Here's another from yesterday--in this one you can more clearly see the difference in color between the good mother and her young, Today I didn't see any wildlife, not even the Lone Blue Jay who is the only partaker of the suet cakes I put out a week ago. It rained early, softening the ground for Marvin who came and pulled some more weeds. The fields and woods are stunningly, impossibly, early summer-green.
I was writing a haiku essay and wanted to find a haiku with the word "elderberry" in it. Usually, Google magic helps me with these quests. Instead I found the title of a short book of translations of a few of Marina Tsvetaeva's poems and short texts, which soon came like a flash from Amazon. The book is called Dark Elderberry Branch: poems of Marina Tsvetaeva; a reading by Ilya Kaminsky and Jean Valentine. There is a CD with it, which I haven't listened to yet. The small book is beautifully produced with stunning endpapers and a lovely folded paper cover. I like holding it in my hands. The title is from this poem by Anna Akhmatova,

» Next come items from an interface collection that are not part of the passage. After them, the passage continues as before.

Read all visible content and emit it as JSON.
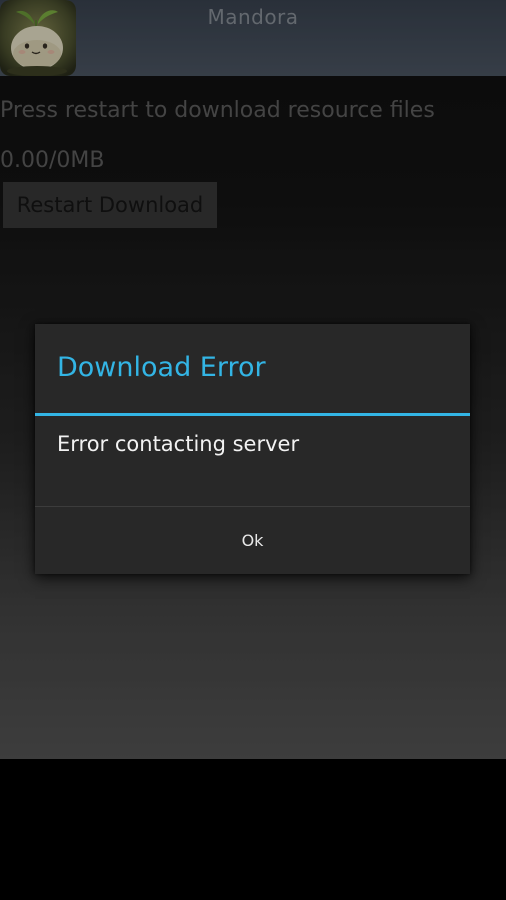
{
  "app": {
    "title": "Mandora",
    "icon": "sprout-mascot-icon"
  },
  "main": {
    "message": "Press restart to download resource files",
    "progress_text": "0.00/0MB",
    "restart_label": "Restart Download"
  },
  "dialog": {
    "title": "Download Error",
    "message": "Error contacting server",
    "ok_label": "Ok"
  },
  "colors": {
    "accent": "#33b5e5",
    "dialog_bg": "#282828",
    "titlebar": "#444d59"
  }
}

There are four of us
On paths of air I seem to overhear
two friends, two voices, talking in their turn,
Did I say two? ... There by the eastern wall

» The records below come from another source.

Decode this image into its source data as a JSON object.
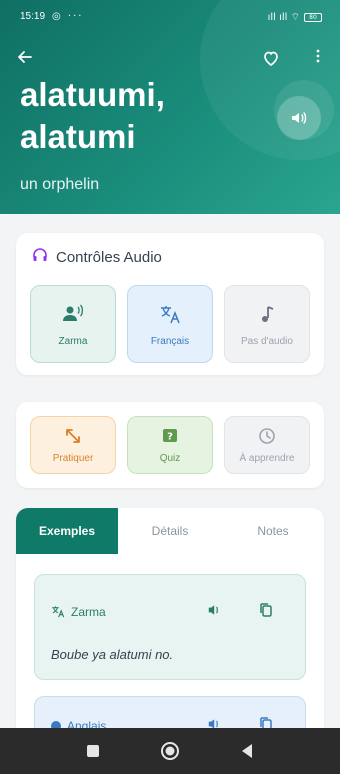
{
  "status_bar": {
    "time": "15:19",
    "left_icons": "◎ ···",
    "signal_icons": "ıll ıll ⌔",
    "battery": "80"
  },
  "header": {
    "word": "alatuumi, alatumi",
    "translation": "un orphelin",
    "back_icon": "arrow-left",
    "favorite_icon": "heart-outline",
    "menu_icon": "more-vertical",
    "speak_icon": "volume",
    "background": "#1b8f7d"
  },
  "audio_controls": {
    "title": "Contrôles Audio",
    "buttons": [
      {
        "label": "Zarma",
        "icon": "person-voice",
        "color": "#2c7c6b"
      },
      {
        "label": "Français",
        "icon": "translate",
        "color": "#3a7bbf"
      },
      {
        "label": "Pas d'audio",
        "icon": "music-note",
        "color": "#9ca3af"
      }
    ]
  },
  "actions": [
    {
      "label": "Pratiquer",
      "icon": "expand",
      "color": "#d9822b"
    },
    {
      "label": "Quiz",
      "icon": "quiz",
      "color": "#5f9a4f"
    },
    {
      "label": "À apprendre",
      "icon": "clock",
      "color": "#9ca3af"
    }
  ],
  "tabs": [
    {
      "label": "Exemples",
      "active": true
    },
    {
      "label": "Détails",
      "active": false
    },
    {
      "label": "Notes",
      "active": false
    }
  ],
  "examples": [
    {
      "language": "Zarma",
      "sentence": "Boube ya alatumi no."
    },
    {
      "language": "Anglais",
      "sentence": ""
    }
  ],
  "nav_bar": {
    "recent_icon": "square",
    "home_icon": "circle",
    "back_icon": "triangle-left"
  }
}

where criss-cross shoots of brambles trail,
---Oh, look! That fresh dark elderberry branch
is like a letter from Marina in the mail.
(November, 1961) (In delirium)
from Poems of Akmatova, tr. Stanley Kunitz and Max Hayward, Little, Brown & Co. 1973
I think that dark elderberry branch is just gorgeous! I want to remember that forever!
Here is Marina's poem about her desk from page 26:
from The Desk (1)
Thirty years together---
clearer than love,,
I know your grain by heart,
you know my lines.
Wasn't it you who wrote them on my face?
You ate paper, you taught me:
There's no tomorrow. You taught me:
Money, bills, love letters, money, bills,
you stood in a blizzard of oak.
Kept saying: For every word you want
God, you kept saying,
doesn't accept bits and bills.
Nnh, when they lay my body out, my fool, my
desk, let it be on you.